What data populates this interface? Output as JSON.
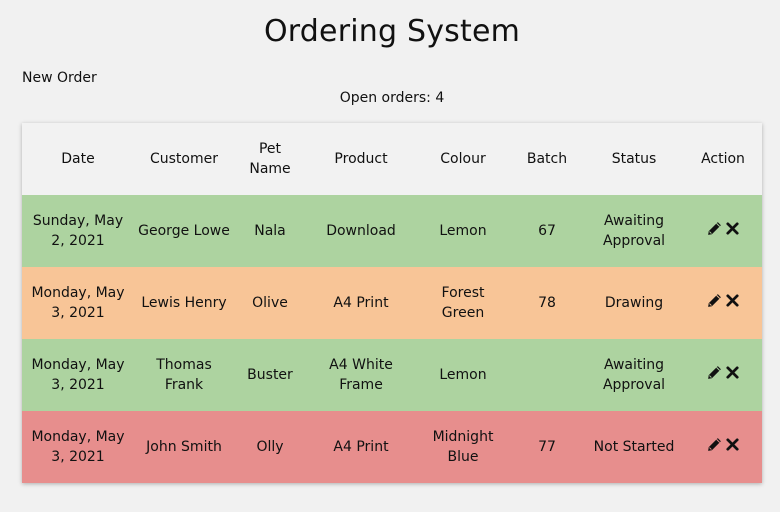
{
  "title": "Ordering System",
  "new_order_label": "New Order",
  "open_orders": "Open orders: 4",
  "table": {
    "headers": {
      "date": "Date",
      "customer": "Customer",
      "pet_name": "Pet Name",
      "product": "Product",
      "colour": "Colour",
      "batch": "Batch",
      "status": "Status",
      "action": "Action"
    },
    "rows": [
      {
        "date": "Sunday, May 2, 2021",
        "customer": "George Lowe",
        "pet_name": "Nala",
        "product": "Download",
        "colour": "Lemon",
        "batch": "67",
        "status": "Awaiting Approval",
        "row_color": "#add3a0"
      },
      {
        "date": "Monday, May 3, 2021",
        "customer": "Lewis Henry",
        "pet_name": "Olive",
        "product": "A4 Print",
        "colour": "Forest Green",
        "batch": "78",
        "status": "Drawing",
        "row_color": "#f8c597"
      },
      {
        "date": "Monday, May 3, 2021",
        "customer": "Thomas Frank",
        "pet_name": "Buster",
        "product": "A4 White Frame",
        "colour": "Lemon",
        "batch": "",
        "status": "Awaiting Approval",
        "row_color": "#add3a0"
      },
      {
        "date": "Monday, May 3, 2021",
        "customer": "John Smith",
        "pet_name": "Olly",
        "product": "A4 Print",
        "colour": "Midnight Blue",
        "batch": "77",
        "status": "Not Started",
        "row_color": "#e78e8d"
      }
    ],
    "row_icons": [
      "pencil-icon",
      "close-icon"
    ]
  },
  "colors": {
    "background": "#f1f1f1",
    "header_row": "#f2f2f2",
    "awaiting_approval": "#add3a0",
    "drawing": "#f8c597",
    "not_started": "#e78e8d"
  }
}
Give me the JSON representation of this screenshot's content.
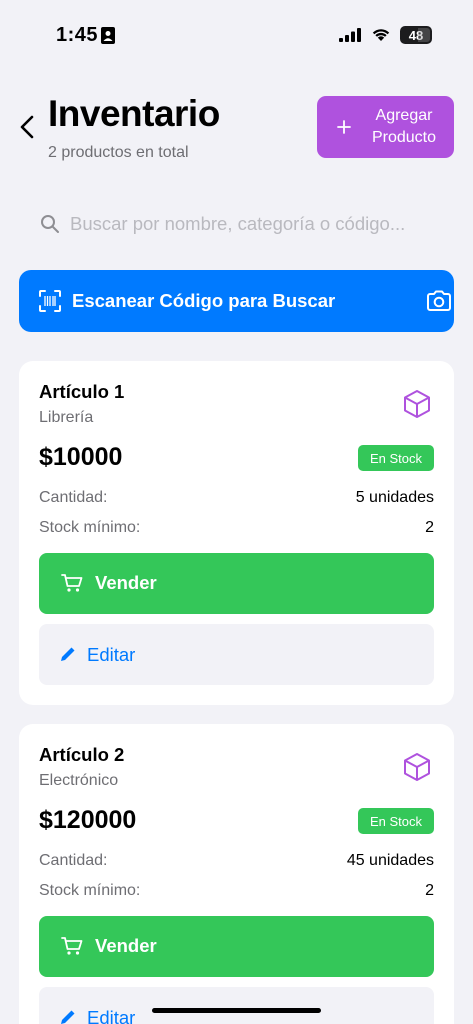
{
  "status_bar": {
    "time": "1:45",
    "battery": "48"
  },
  "header": {
    "title": "Inventario",
    "subtitle": "2 productos en total",
    "add_button_label": "Agregar Producto"
  },
  "search": {
    "placeholder": "Buscar por nombre, categoría o código..."
  },
  "scan_button": {
    "label": "Escanear Código para Buscar"
  },
  "products": [
    {
      "name": "Artículo 1",
      "category": "Librería",
      "price": "$10000",
      "stock_status": "En Stock",
      "quantity_label": "Cantidad:",
      "quantity": "5 unidades",
      "min_stock_label": "Stock mínimo:",
      "min_stock": "2",
      "sell_label": "Vender",
      "edit_label": "Editar"
    },
    {
      "name": "Artículo 2",
      "category": "Electrónico",
      "price": "$120000",
      "stock_status": "En Stock",
      "quantity_label": "Cantidad:",
      "quantity": "45 unidades",
      "min_stock_label": "Stock mínimo:",
      "min_stock": "2",
      "sell_label": "Vender",
      "edit_label": "Editar"
    }
  ],
  "colors": {
    "accent_blue": "#007aff",
    "accent_purple": "#af52de",
    "success_green": "#34c759",
    "background": "#f2f2f7"
  },
  "icons": {
    "back": "chevron-left-icon",
    "add": "plus-icon",
    "search": "search-icon",
    "scan": "barcode-icon",
    "camera": "camera-icon",
    "product": "box-icon",
    "sell": "cart-icon",
    "edit": "pencil-icon"
  }
}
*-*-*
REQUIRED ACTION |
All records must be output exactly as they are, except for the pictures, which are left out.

EXERCISE RESULT |
What data populates this interface? Output as JSON.
{
  "title": "Ordering System",
  "new_order_label": "New Order",
  "open_orders": "Open orders: 4",
  "table": {
    "headers": {
      "date": "Date",
      "customer": "Customer",
      "pet_name": "Pet Name",
      "product": "Product",
      "colour": "Colour",
      "batch": "Batch",
      "status": "Status",
      "action": "Action"
    },
    "rows": [
      {
        "date": "Sunday, May 2, 2021",
        "customer": "George Lowe",
        "pet_name": "Nala",
        "product": "Download",
        "colour": "Lemon",
        "batch": "67",
        "status": "Awaiting Approval",
        "row_color": "#add3a0"
      },
      {
        "date": "Monday, May 3, 2021",
        "customer": "Lewis Henry",
        "pet_name": "Olive",
        "product": "A4 Print",
        "colour": "Forest Green",
        "batch": "78",
        "status": "Drawing",
        "row_color": "#f8c597"
      },
      {
        "date": "Monday, May 3, 2021",
        "customer": "Thomas Frank",
        "pet_name": "Buster",
        "product": "A4 White Frame",
        "colour": "Lemon",
        "batch": "",
        "status": "Awaiting Approval",
        "row_color": "#add3a0"
      },
      {
        "date": "Monday, May 3, 2021",
        "customer": "John Smith",
        "pet_name": "Olly",
        "product": "A4 Print",
        "colour": "Midnight Blue",
        "batch": "77",
        "status": "Not Started",
        "row_color": "#e78e8d"
      }
    ],
    "row_icons": [
      "pencil-icon",
      "close-icon"
    ]
  },
  "colors": {
    "background": "#f1f1f1",
    "header_row": "#f2f2f2",
    "awaiting_approval": "#add3a0",
    "drawing": "#f8c597",
    "not_started": "#e78e8d"
  }
}
Give me the JSON representation of this screenshot's content.
{
  "status_bar": {
    "time": "1:45",
    "battery": "48"
  },
  "header": {
    "title": "Inventario",
    "subtitle": "2 productos en total",
    "add_button_label": "Agregar Producto"
  },
  "search": {
    "placeholder": "Buscar por nombre, categoría o código..."
  },
  "scan_button": {
    "label": "Escanear Código para Buscar"
  },
  "products": [
    {
      "name": "Artículo 1",
      "category": "Librería",
      "price": "$10000",
      "stock_status": "En Stock",
      "quantity_label": "Cantidad:",
      "quantity": "5 unidades",
      "min_stock_label": "Stock mínimo:",
      "min_stock": "2",
      "sell_label": "Vender",
      "edit_label": "Editar"
    },
    {
      "name": "Artículo 2",
      "category": "Electrónico",
      "price": "$120000",
      "stock_status": "En Stock",
      "quantity_label": "Cantidad:",
      "quantity": "45 unidades",
      "min_stock_label": "Stock mínimo:",
      "min_stock": "2",
      "sell_label": "Vender",
      "edit_label": "Editar"
    }
  ],
  "colors": {
    "accent_blue": "#007aff",
    "accent_purple": "#af52de",
    "success_green": "#34c759",
    "background": "#f2f2f7"
  },
  "icons": {
    "back": "chevron-left-icon",
    "add": "plus-icon",
    "search": "search-icon",
    "scan": "barcode-icon",
    "camera": "camera-icon",
    "product": "box-icon",
    "sell": "cart-icon",
    "edit": "pencil-icon"
  }
}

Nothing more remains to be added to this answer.